** Opening GIVEN INFORMATION block **

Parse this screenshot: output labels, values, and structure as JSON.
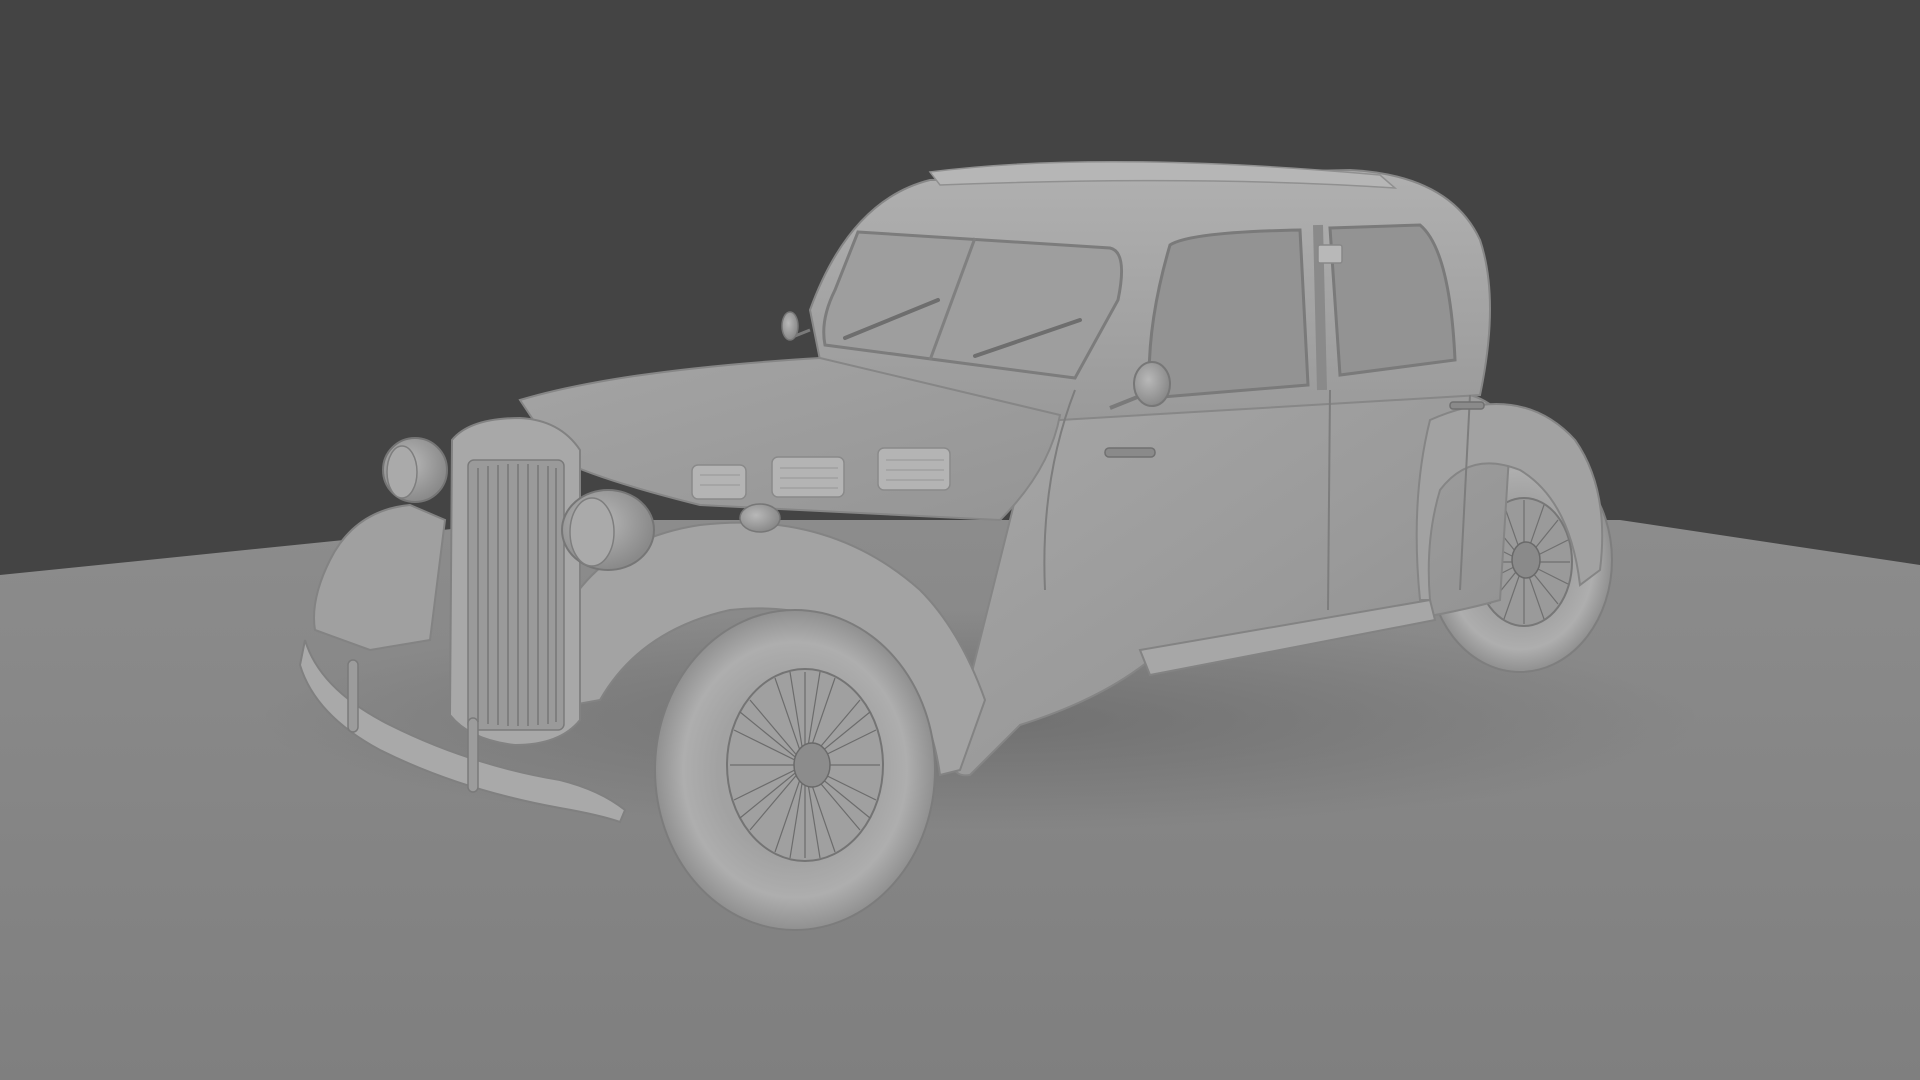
{
  "scene": {
    "background_color": "#444444",
    "floor_color": "#8a8a8a",
    "model_base_color": "#9c9c9c",
    "model": "vintage-sedan-clay-render"
  }
}
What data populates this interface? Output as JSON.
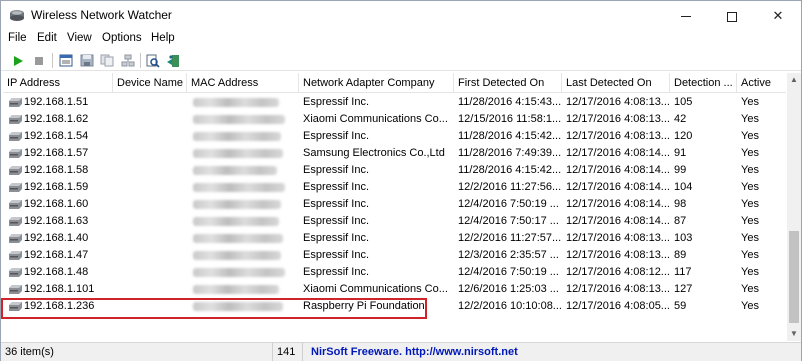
{
  "window": {
    "title": "Wireless Network Watcher",
    "minimize_glyph": "",
    "close_glyph": "✕"
  },
  "menu": [
    "File",
    "Edit",
    "View",
    "Options",
    "Help"
  ],
  "toolbar": {
    "icons": [
      "play-icon",
      "stop-icon",
      "properties-icon",
      "save-icon",
      "copy-icon",
      "network-icon",
      "search-icon",
      "exit-icon"
    ]
  },
  "columns": [
    "IP Address",
    "Device Name",
    "MAC Address",
    "Network Adapter Company",
    "First Detected On",
    "Last Detected On",
    "Detection ...",
    "Active"
  ],
  "rows": [
    {
      "ip": "192.168.1.51",
      "device": "",
      "company": "Espressif Inc.",
      "first": "11/28/2016 4:15:43...",
      "last": "12/17/2016 4:08:13...",
      "count": "105",
      "active": "Yes"
    },
    {
      "ip": "192.168.1.62",
      "device": "",
      "company": "Xiaomi Communications Co...",
      "first": "12/15/2016 11:58:1...",
      "last": "12/17/2016 4:08:13...",
      "count": "42",
      "active": "Yes"
    },
    {
      "ip": "192.168.1.54",
      "device": "",
      "company": "Espressif Inc.",
      "first": "11/28/2016 4:15:42...",
      "last": "12/17/2016 4:08:13...",
      "count": "120",
      "active": "Yes"
    },
    {
      "ip": "192.168.1.57",
      "device": "",
      "company": "Samsung Electronics Co.,Ltd",
      "first": "11/28/2016 7:49:39...",
      "last": "12/17/2016 4:08:14...",
      "count": "91",
      "active": "Yes"
    },
    {
      "ip": "192.168.1.58",
      "device": "",
      "company": "Espressif Inc.",
      "first": "11/28/2016 4:15:42...",
      "last": "12/17/2016 4:08:14...",
      "count": "99",
      "active": "Yes"
    },
    {
      "ip": "192.168.1.59",
      "device": "",
      "company": "Espressif Inc.",
      "first": "12/2/2016 11:27:56...",
      "last": "12/17/2016 4:08:14...",
      "count": "104",
      "active": "Yes"
    },
    {
      "ip": "192.168.1.60",
      "device": "",
      "company": "Espressif Inc.",
      "first": "12/4/2016 7:50:19 ...",
      "last": "12/17/2016 4:08:14...",
      "count": "98",
      "active": "Yes"
    },
    {
      "ip": "192.168.1.63",
      "device": "",
      "company": "Espressif Inc.",
      "first": "12/4/2016 7:50:17 ...",
      "last": "12/17/2016 4:08:14...",
      "count": "87",
      "active": "Yes"
    },
    {
      "ip": "192.168.1.40",
      "device": "",
      "company": "Espressif Inc.",
      "first": "12/2/2016 11:27:57...",
      "last": "12/17/2016 4:08:13...",
      "count": "103",
      "active": "Yes"
    },
    {
      "ip": "192.168.1.47",
      "device": "",
      "company": "Espressif Inc.",
      "first": "12/3/2016 2:35:57 ...",
      "last": "12/17/2016 4:08:13...",
      "count": "89",
      "active": "Yes"
    },
    {
      "ip": "192.168.1.48",
      "device": "",
      "company": "Espressif Inc.",
      "first": "12/4/2016 7:50:19 ...",
      "last": "12/17/2016 4:08:12...",
      "count": "117",
      "active": "Yes"
    },
    {
      "ip": "192.168.1.101",
      "device": "",
      "company": "Xiaomi Communications Co...",
      "first": "12/6/2016 1:25:03 ...",
      "last": "12/17/2016 4:08:13...",
      "count": "127",
      "active": "Yes"
    },
    {
      "ip": "192.168.1.236",
      "device": "",
      "company": "Raspberry Pi Foundation",
      "first": "12/2/2016 10:10:08...",
      "last": "12/17/2016 4:08:05...",
      "count": "59",
      "active": "Yes"
    }
  ],
  "status": {
    "items": "36 item(s)",
    "count": "141",
    "link": "NirSoft Freeware.  http://www.nirsoft.net"
  },
  "colors": {
    "highlight": "#d0242b",
    "link": "#0018b8"
  }
}
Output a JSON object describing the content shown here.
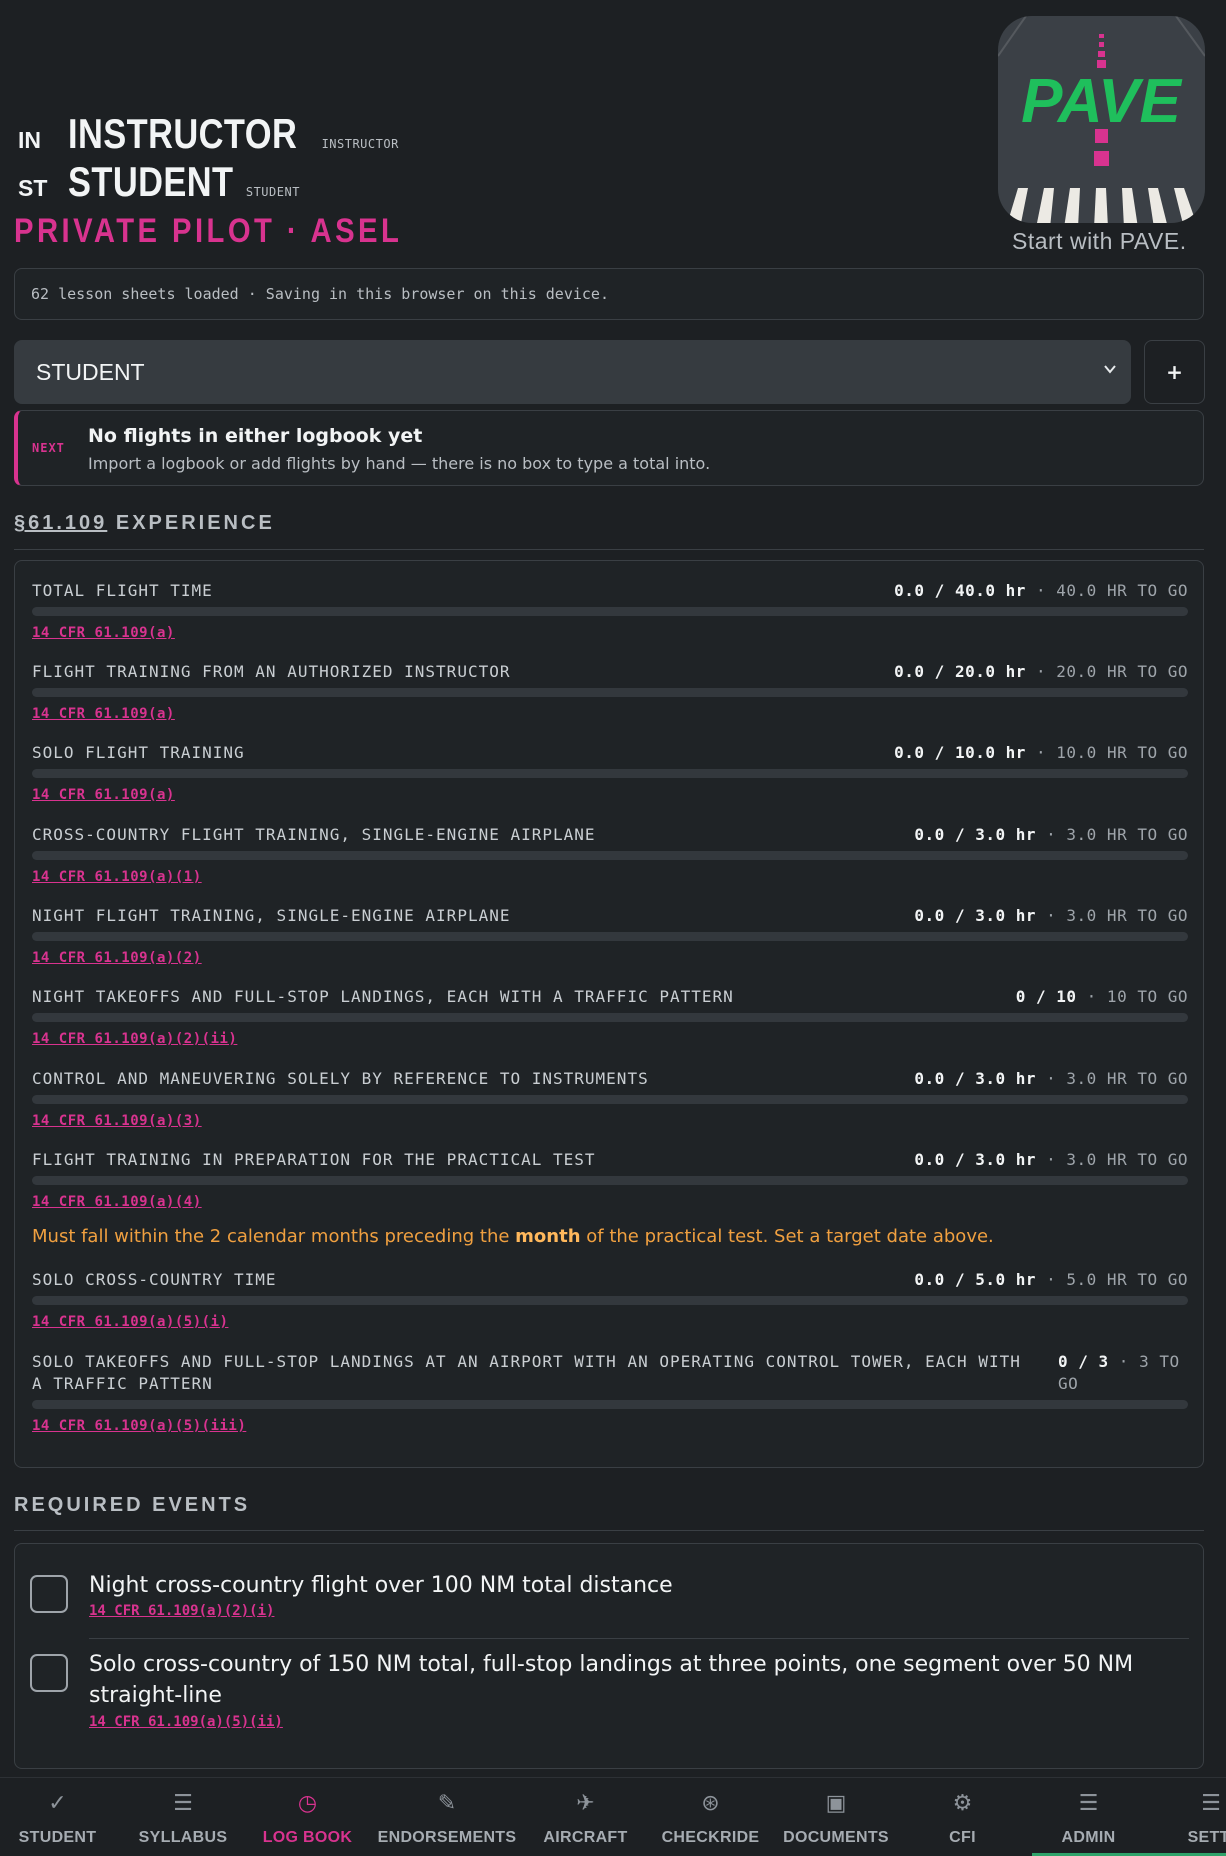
{
  "header": {
    "instructor_tag": "IN",
    "instructor_name": "INSTRUCTOR",
    "instructor_sub": "INSTRUCTOR",
    "student_tag": "ST",
    "student_name": "STUDENT",
    "student_sub": "STUDENT",
    "certificate": "PRIVATE PILOT · ASEL"
  },
  "logo": {
    "wordmark": "PAVE",
    "tagline": "Start with PAVE."
  },
  "status": "62 lesson sheets loaded · Saving in this browser on this device.",
  "student_select": {
    "value": "STUDENT",
    "add_label": "+"
  },
  "next": {
    "tag": "NEXT",
    "title": "No flights in either logbook yet",
    "subtitle": "Import a logbook or add flights by hand — there is no box to type a total into."
  },
  "experience": {
    "section_link": "§61.109",
    "section_title": " EXPERIENCE",
    "items": [
      {
        "label": "TOTAL FLIGHT TIME",
        "current": "0.0 / 40.0 hr",
        "togo": " · 40.0 HR TO GO",
        "progress": 0,
        "cite": "14 CFR 61.109(a)"
      },
      {
        "label": "FLIGHT TRAINING FROM AN AUTHORIZED INSTRUCTOR",
        "current": "0.0 / 20.0 hr",
        "togo": " · 20.0 HR TO GO",
        "progress": 0,
        "cite": "14 CFR 61.109(a)"
      },
      {
        "label": "SOLO FLIGHT TRAINING",
        "current": "0.0 / 10.0 hr",
        "togo": " · 10.0 HR TO GO",
        "progress": 0,
        "cite": "14 CFR 61.109(a)"
      },
      {
        "label": "CROSS-COUNTRY FLIGHT TRAINING, SINGLE-ENGINE AIRPLANE",
        "current": "0.0 / 3.0 hr",
        "togo": " · 3.0 HR TO GO",
        "progress": 0,
        "cite": "14 CFR 61.109(a)(1)"
      },
      {
        "label": "NIGHT FLIGHT TRAINING, SINGLE-ENGINE AIRPLANE",
        "current": "0.0 / 3.0 hr",
        "togo": " · 3.0 HR TO GO",
        "progress": 0,
        "cite": "14 CFR 61.109(a)(2)"
      },
      {
        "label": "NIGHT TAKEOFFS AND FULL-STOP LANDINGS, EACH WITH A TRAFFIC PATTERN",
        "current": "0 / 10",
        "togo": " · 10 TO GO",
        "progress": 0,
        "cite": "14 CFR 61.109(a)(2)(ii)"
      },
      {
        "label": "CONTROL AND MANEUVERING SOLELY BY REFERENCE TO INSTRUMENTS",
        "current": "0.0 / 3.0 hr",
        "togo": " · 3.0 HR TO GO",
        "progress": 0,
        "cite": "14 CFR 61.109(a)(3)"
      },
      {
        "label": "FLIGHT TRAINING IN PREPARATION FOR THE PRACTICAL TEST",
        "current": "0.0 / 3.0 hr",
        "togo": " · 3.0 HR TO GO",
        "progress": 0,
        "cite": "14 CFR 61.109(a)(4)"
      },
      {
        "label": "SOLO CROSS-COUNTRY TIME",
        "current": "0.0 / 5.0 hr",
        "togo": " · 5.0 HR TO GO",
        "progress": 0,
        "cite": "14 CFR 61.109(a)(5)(i)"
      },
      {
        "label": "SOLO TAKEOFFS AND FULL-STOP LANDINGS AT AN AIRPORT WITH AN OPERATING CONTROL TOWER, EACH WITH A TRAFFIC PATTERN",
        "current": "0 / 3",
        "togo": " · 3 TO GO",
        "progress": 0,
        "cite": "14 CFR 61.109(a)(5)(iii)"
      }
    ],
    "warning_pre": "Must fall within the 2 calendar months preceding the ",
    "warning_bold": "month",
    "warning_post": " of the practical test. Set a target date above."
  },
  "events": {
    "section_title": "REQUIRED EVENTS",
    "items": [
      {
        "title": "Night cross-country flight over 100 NM total distance",
        "cite": "14 CFR 61.109(a)(2)(i)",
        "checked": false
      },
      {
        "title": "Solo cross-country of 150 NM total, full-stop landings at three points, one segment over 50 NM straight-line",
        "cite": "14 CFR 61.109(a)(5)(ii)",
        "checked": false
      }
    ]
  },
  "nav": {
    "items": [
      {
        "label": "STUDENT",
        "icon": "checkmark-icon"
      },
      {
        "label": "SYLLABUS",
        "icon": "list-icon"
      },
      {
        "label": "LOG BOOK",
        "icon": "clock-icon"
      },
      {
        "label": "ENDORSEMENTS",
        "icon": "pen-icon"
      },
      {
        "label": "AIRCRAFT",
        "icon": "airplane-icon"
      },
      {
        "label": "CHECKRIDE",
        "icon": "steering-wheel-icon"
      },
      {
        "label": "DOCUMENTS",
        "icon": "document-icon"
      },
      {
        "label": "CFI",
        "icon": "gear-icon"
      },
      {
        "label": "ADMIN",
        "icon": "list-icon"
      },
      {
        "label": "SETTI",
        "icon": "menu-icon"
      }
    ],
    "active": "LOG BOOK"
  },
  "colors": {
    "accent": "#d8338f",
    "warning": "#f0a040",
    "logo_green": "#1fbf5c",
    "background": "#1d2023"
  }
}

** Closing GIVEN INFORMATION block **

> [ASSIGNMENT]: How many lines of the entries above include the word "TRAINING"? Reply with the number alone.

> [ANSWER BOX]: 5